- Lothar Kolmer: The Amberg wedding of 1474 - tournaments, dancing, drinking. In: Johannes Laschinger (Ed.): Ammenberg becomes Amberg. Amberg 2010, ISBN 978-3-924707-09-5 , pp. 208-222.
- Franz Prechtl: The "Amberg Wedding" 1474: a "Wedding" for Amberg. Amberg Tourist Association, 1997, ISBN 3-928908-13-8 .
- Meinrad Schaab : Philip the Sincere, Elector Palatinate (1448–1508) . In: Lexicon of the Middle Ages (LexMA). Volume 6, Artemis & Winkler, Munich / Zurich 1993, ISBN 3-7608-8906-9 , Sp. 2072 f.
- Ellen Widder: The Amberger Hof 1474. Origin and function of the oldest court order in the Electoral Palatinate , in: Ellen Widder, Mark Mersiowsky and Maria Leuker (ed.): Manipulus florum. From the Middle Ages, regional history, literature and historiography , Münster 2000, ISBN 3-89325-743-8 , pp. 271–305.
- Friedrich von Bezold : Philipp, Elector of the Palatinate . In: Allgemeine Deutsche Biographie (ADB). Volume 26, Duncker & Humblot, Leipzig 1888, pp. 16-18.
- Jan-Dirk Müller: Knowledge for the yard.
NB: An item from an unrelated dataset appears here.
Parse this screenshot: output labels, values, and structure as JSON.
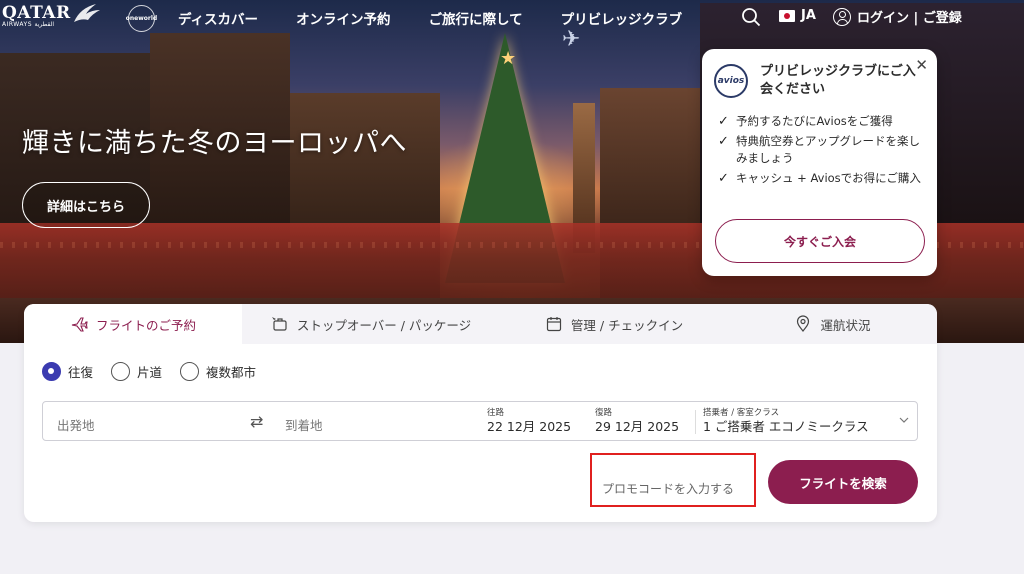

The late medieval writing process using the example of Heidelberg in the 15th century . Munich 1994 ( online edition of BSB Munich ).
- Gundolf Keil : Philipp (I.), Count Palatine near Rhine. In: Author's Lexicon . Volume VII, Col. 602 f.
Ludwig IV. (1436–1449)
Frederick I (1451–1476)
1449–1451 and 1476–1508
Friedrich I (1451–1476)
Ludwig V (1508–1544)
|ALTERNATIVE NAMES||Philip the Sincere; Philip the noble|
|BRIEF DESCRIPTION||Elector Palatinate|
|DATE OF BIRTH||July 14, 1448|
|PLACE OF BIRTH||Heidelberg|
|DATE OF DEATH||February 28, 1508|
|Place of death||Germersheim|